Category Archives: Pecica News

Field Update #1

30 June 2014 008 Greetings from Romania! We are well into our third week of fieldwork already. Most of the crew, which includes American, Hungarian, and Romanian archaeologists, arrived on June 21 and began working the next day. We have two goals for this year’s field season: (1) to deepen the stratigraphic trench to expose and date earlier deposits, and (2) to continue excavations on the main block.

The site we are excavating, Pecica Şanţul Mare, is composed of a large, fortified tell and a peripheral village. The tell was occupied during the Early and Middle Bronze Age, the Iron Age, and the Middle Ages. It may have been occupied during other times as well, but the most intensive settlement occurred during these periods. The Middle Bronze Age at Pecica spans the period of 1500-1900 cal BC. We are not sure when the site was first occupied (sometime during the Copper Age or Early Bronze Age), but we hope to find out by the end of this field season!

Before commencing excavations, we removed the backfill dirt and tarps from last year, which kept our site safe through the winter. Before we could do any serious work, the weather took a turn for the worse. The site is at a high point in an agricultural field, reachable only by travelling on a dirt road. When it’s muddy, this road is impassable to our equipment truck and van. After the weather cleared, we were able to continue working.
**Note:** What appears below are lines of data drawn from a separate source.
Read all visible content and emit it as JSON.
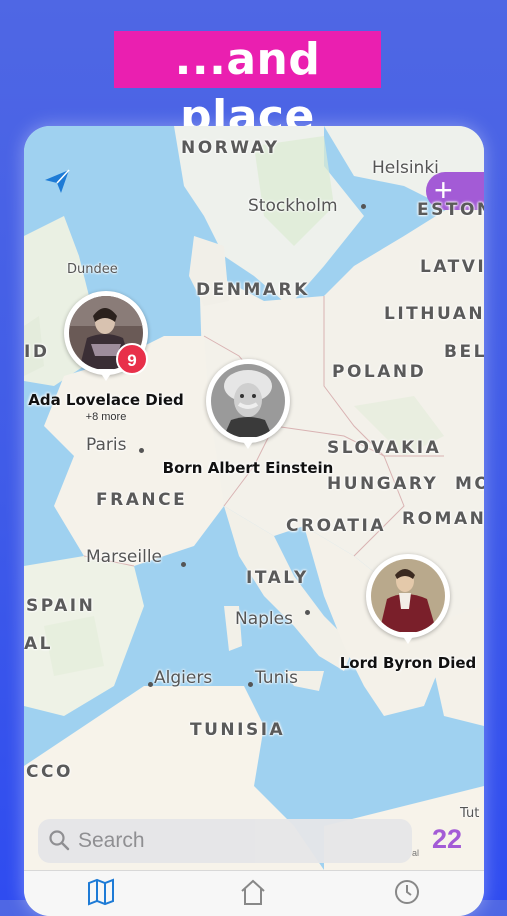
{
  "banner": {
    "text": "...and place"
  },
  "map": {
    "countries": [
      {
        "key": "norway",
        "label": "NORWAY"
      },
      {
        "key": "estonia",
        "label": "ESTON"
      },
      {
        "key": "latvia",
        "label": "LATVI"
      },
      {
        "key": "denmark",
        "label": "DENMARK"
      },
      {
        "key": "lithuania",
        "label": "LITHUAN"
      },
      {
        "key": "belarus",
        "label": "BEL"
      },
      {
        "key": "ireland",
        "label": "ID"
      },
      {
        "key": "poland",
        "label": "POLAND"
      },
      {
        "key": "slovakia",
        "label": "SLOVAKIA"
      },
      {
        "key": "hungary",
        "label": "HUNGARY"
      },
      {
        "key": "moldova",
        "label": "MO"
      },
      {
        "key": "france",
        "label": "FRANCE"
      },
      {
        "key": "croatia",
        "label": "CROATIA"
      },
      {
        "key": "romania",
        "label": "ROMAN"
      },
      {
        "key": "italy",
        "label": "ITALY"
      },
      {
        "key": "spain",
        "label": "SPAIN"
      },
      {
        "key": "portugal",
        "label": "AL"
      },
      {
        "key": "tunisia",
        "label": "TUNISIA"
      },
      {
        "key": "morocco",
        "label": "CCO"
      }
    ],
    "cities": [
      {
        "key": "helsinki",
        "label": "Helsinki"
      },
      {
        "key": "stockholm",
        "label": "Stockholm"
      },
      {
        "key": "dundee",
        "label": "Dundee"
      },
      {
        "key": "paris",
        "label": "Paris"
      },
      {
        "key": "marseille",
        "label": "Marseille"
      },
      {
        "key": "naples",
        "label": "Naples"
      },
      {
        "key": "algiers",
        "label": "Algiers"
      },
      {
        "key": "tunis",
        "label": "Tunis"
      },
      {
        "key": "tut",
        "label": "Tut"
      }
    ]
  },
  "pins": [
    {
      "key": "ada",
      "caption": "Ada Lovelace Died",
      "more": "+8 more",
      "badge": "9"
    },
    {
      "key": "einstein",
      "caption": "Born Albert Einstein"
    },
    {
      "key": "byron",
      "caption": "Lord Byron Died"
    }
  ],
  "toolbar": {
    "add_label": "+",
    "plane_icon": "paper-plane-icon"
  },
  "search": {
    "placeholder": "Search"
  },
  "count": "22",
  "legal": "al",
  "tabs": [
    {
      "key": "map",
      "icon": "map-icon"
    },
    {
      "key": "home",
      "icon": "home-icon"
    },
    {
      "key": "history",
      "icon": "clock-icon"
    }
  ],
  "colors": {
    "accent": "#a35bd6",
    "banner": "#ea1fb0",
    "badge": "#e8304a",
    "background": "#3f5be8"
  }
}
Although it’s early in the field season, we’ve already made significant discoveries. Earlier this week, the crew exposed structure 11, which was excavated in part during the 2013 field season. During its last phase of occupation, structure 11 burned down. We found the remnants of architectural materials including posts and wattle, which were used to form the frame of the house. Underneath the burnt layer of the structure are additional, unburned floors, which we plan to excavate this field season. Further digging will reveal more about structure 11 and its inhabitants as well as the extent and nature of its occupation.

So far, excavations in the stratigraphic trench have revealed a possible new structure dating to either the Early or Middle Bronze Age. 30 June 2014 023 Interestingly, we unearthed a piece of pottery dating to the Early Bronze Age or Early/Middle Bronze Age transition about a meter away from the house, suggesting that the structure might indeed date to an early period of the site’s occupation around 2000 cal BC. Like nearby structure 11, the new structure may have been burned after its final occupation. We found multiple burnt planks in the structure that we can use to determine a radiocarbon date for the stratum. We also found ceramics, animal bone, and a marine shell indicating contact or trade with coastal communities.

On the other side of the tell, we are continuing excavations in the main block. The crew is currently working through layer E, a deposit underneath a burned platform. We will continue to work through layer E towards the same elevation as structure 11. This platform area of the site was a sort of central plaza surrounded by houses. It is rich in artifacts and vestiges of settlement. Some interesting finds include a model cart wheel, bronze fragments, and metalworking tools and byproducts like slag. There is also a range of chipped and groundstone artifacts and faunal remains.

Unfortunately, the weather has once again been unhelpful to us this past week. However, we’re taking this opportunity to catch up on lab work. In the lab, we sort artifacts by type (ie. bone, ceramic, metal, lithics) and then count and weigh them. We also process and sort floatation samples. IMG_0642Floatation involves using water to separate small artifacts and cultural material we wouldn’t be able to find in a screen or by troweling from dirt. Sorting floatation samples takes a very long time, but can reveal important information about a site and its people. Botanical materials and small animal bones (ie. fish) can help us determine past diets and subsistence practices, and small bits of slag and stone can give clues about the craft activities practiced at Pecica. After all the floatation samples and other artifacts are sorted, they will be sent to specialists for further analysis.

So far we’ve made promising progress inside the tell, but we have a long way to go. Hopefully the weather behaves more next week and we will be able to really dig into fieldwork! (Pun intended.)

Team photo river

 

 

Pecica Excavations 2014

The 2014 Pecica Archaeological Project will run from June 22 through August 9.  We are looking for experienced crew members to join us this summer.  Please contact Amy Nicodemus at ajnico@umich.edu for an application and further information.